--- RECORDS Enclosed Below ---
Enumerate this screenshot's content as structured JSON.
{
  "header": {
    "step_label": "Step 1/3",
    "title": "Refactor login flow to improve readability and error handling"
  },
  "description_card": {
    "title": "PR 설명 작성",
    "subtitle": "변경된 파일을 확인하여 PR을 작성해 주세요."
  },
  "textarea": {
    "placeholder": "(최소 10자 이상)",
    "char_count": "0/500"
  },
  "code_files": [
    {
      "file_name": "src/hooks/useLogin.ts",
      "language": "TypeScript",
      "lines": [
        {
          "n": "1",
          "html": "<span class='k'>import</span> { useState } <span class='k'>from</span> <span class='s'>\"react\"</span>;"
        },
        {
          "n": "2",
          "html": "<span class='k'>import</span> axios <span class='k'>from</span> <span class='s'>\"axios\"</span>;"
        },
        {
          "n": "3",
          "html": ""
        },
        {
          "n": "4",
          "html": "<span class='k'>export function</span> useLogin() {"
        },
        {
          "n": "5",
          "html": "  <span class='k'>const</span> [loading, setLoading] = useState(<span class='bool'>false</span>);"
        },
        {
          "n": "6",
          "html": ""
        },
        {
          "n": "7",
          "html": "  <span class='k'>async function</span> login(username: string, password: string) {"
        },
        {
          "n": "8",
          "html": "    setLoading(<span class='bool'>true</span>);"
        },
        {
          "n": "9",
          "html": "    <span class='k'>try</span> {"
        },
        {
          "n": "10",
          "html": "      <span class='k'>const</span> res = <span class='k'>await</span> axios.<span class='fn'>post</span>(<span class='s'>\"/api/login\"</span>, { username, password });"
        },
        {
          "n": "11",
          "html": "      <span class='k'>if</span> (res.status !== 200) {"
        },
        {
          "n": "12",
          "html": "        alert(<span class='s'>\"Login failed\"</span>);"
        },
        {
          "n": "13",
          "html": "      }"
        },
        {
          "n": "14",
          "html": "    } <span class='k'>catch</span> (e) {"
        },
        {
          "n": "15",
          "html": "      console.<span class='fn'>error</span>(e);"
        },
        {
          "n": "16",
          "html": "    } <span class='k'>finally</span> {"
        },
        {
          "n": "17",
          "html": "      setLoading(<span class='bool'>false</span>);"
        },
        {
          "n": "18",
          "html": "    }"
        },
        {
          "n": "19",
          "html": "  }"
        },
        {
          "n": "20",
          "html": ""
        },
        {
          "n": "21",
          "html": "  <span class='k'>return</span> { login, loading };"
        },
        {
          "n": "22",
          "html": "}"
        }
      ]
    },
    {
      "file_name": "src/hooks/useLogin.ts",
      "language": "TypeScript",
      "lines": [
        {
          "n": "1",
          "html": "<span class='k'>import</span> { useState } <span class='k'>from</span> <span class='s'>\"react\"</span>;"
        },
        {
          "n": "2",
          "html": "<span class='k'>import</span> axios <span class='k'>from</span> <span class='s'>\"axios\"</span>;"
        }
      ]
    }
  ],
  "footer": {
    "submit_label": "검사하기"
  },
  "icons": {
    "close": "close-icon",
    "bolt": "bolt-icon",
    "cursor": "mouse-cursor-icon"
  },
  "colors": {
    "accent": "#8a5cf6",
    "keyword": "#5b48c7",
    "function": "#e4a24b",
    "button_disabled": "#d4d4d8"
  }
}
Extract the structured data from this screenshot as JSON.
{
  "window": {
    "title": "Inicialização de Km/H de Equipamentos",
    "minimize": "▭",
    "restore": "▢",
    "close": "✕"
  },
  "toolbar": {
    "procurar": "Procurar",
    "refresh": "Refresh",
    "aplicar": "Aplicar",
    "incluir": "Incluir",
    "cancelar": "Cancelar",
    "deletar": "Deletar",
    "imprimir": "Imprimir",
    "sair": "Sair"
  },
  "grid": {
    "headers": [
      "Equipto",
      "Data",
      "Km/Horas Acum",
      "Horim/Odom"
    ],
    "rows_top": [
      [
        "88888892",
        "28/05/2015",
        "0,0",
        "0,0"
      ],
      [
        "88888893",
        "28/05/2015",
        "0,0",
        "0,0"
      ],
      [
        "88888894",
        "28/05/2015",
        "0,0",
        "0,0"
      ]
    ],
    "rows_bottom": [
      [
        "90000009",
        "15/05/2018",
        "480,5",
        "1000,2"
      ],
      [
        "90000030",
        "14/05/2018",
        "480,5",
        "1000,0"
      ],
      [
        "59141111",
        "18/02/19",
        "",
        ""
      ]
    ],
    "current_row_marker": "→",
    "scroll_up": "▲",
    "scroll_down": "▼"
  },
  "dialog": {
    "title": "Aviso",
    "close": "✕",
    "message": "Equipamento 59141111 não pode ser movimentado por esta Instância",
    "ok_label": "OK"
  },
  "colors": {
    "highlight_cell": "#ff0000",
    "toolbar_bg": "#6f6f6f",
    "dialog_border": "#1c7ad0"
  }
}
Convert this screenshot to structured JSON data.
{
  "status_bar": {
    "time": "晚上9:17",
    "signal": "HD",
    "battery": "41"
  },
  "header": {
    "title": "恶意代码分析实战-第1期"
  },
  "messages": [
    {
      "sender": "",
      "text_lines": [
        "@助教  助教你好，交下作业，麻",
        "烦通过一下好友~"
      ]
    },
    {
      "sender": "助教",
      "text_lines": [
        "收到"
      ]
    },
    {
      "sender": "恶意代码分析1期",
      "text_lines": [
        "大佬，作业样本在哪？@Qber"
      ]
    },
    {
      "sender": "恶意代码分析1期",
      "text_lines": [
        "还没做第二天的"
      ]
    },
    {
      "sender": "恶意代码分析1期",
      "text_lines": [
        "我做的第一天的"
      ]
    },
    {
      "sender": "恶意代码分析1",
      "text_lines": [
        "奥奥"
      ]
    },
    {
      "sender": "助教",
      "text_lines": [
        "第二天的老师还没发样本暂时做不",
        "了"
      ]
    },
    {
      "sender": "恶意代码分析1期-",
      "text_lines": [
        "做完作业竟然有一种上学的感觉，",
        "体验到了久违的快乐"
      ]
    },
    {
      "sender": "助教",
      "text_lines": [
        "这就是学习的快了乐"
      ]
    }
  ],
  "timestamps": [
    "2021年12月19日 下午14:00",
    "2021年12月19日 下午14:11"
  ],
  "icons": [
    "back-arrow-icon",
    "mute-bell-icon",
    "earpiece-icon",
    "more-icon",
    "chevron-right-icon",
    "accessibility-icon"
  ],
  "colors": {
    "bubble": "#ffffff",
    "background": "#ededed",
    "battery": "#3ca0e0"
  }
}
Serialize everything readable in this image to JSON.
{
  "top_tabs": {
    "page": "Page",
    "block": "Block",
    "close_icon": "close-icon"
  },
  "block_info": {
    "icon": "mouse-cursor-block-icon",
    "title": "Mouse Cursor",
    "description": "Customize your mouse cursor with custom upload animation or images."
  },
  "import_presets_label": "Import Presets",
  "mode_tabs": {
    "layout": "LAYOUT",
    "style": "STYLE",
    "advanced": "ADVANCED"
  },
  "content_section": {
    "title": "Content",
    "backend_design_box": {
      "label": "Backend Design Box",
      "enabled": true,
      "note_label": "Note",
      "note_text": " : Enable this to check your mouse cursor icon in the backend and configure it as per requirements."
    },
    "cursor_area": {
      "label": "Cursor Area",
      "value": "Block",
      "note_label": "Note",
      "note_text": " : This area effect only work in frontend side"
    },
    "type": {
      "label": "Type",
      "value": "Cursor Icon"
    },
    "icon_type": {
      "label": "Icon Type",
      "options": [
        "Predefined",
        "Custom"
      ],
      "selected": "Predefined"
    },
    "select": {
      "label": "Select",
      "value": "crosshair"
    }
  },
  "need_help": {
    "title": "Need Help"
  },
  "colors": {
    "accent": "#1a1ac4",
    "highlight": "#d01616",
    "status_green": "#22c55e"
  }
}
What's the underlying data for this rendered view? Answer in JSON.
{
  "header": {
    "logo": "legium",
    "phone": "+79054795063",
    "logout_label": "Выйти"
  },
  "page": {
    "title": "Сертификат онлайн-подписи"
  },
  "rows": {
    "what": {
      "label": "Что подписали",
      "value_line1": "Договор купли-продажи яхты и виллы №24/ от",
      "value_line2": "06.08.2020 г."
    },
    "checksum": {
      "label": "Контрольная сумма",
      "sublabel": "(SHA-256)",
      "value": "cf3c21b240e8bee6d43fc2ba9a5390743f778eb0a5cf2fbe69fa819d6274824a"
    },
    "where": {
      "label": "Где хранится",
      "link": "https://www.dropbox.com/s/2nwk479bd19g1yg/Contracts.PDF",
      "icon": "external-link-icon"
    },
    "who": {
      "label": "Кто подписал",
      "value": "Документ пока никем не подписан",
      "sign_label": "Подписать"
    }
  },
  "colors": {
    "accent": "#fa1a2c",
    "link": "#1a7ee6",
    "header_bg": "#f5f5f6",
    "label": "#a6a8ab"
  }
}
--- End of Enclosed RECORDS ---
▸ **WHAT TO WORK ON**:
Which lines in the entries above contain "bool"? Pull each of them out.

▸ **SOLUTION BELOW**:
          "html": "  <span class='k'>const</span> [loading, setLoading] = useState(<span class='bool'>false</span>);"
          "html": "    setLoading(<span class='bool'>true</span>);"
          "html": "      setLoading(<span class='bool'>false</span>);"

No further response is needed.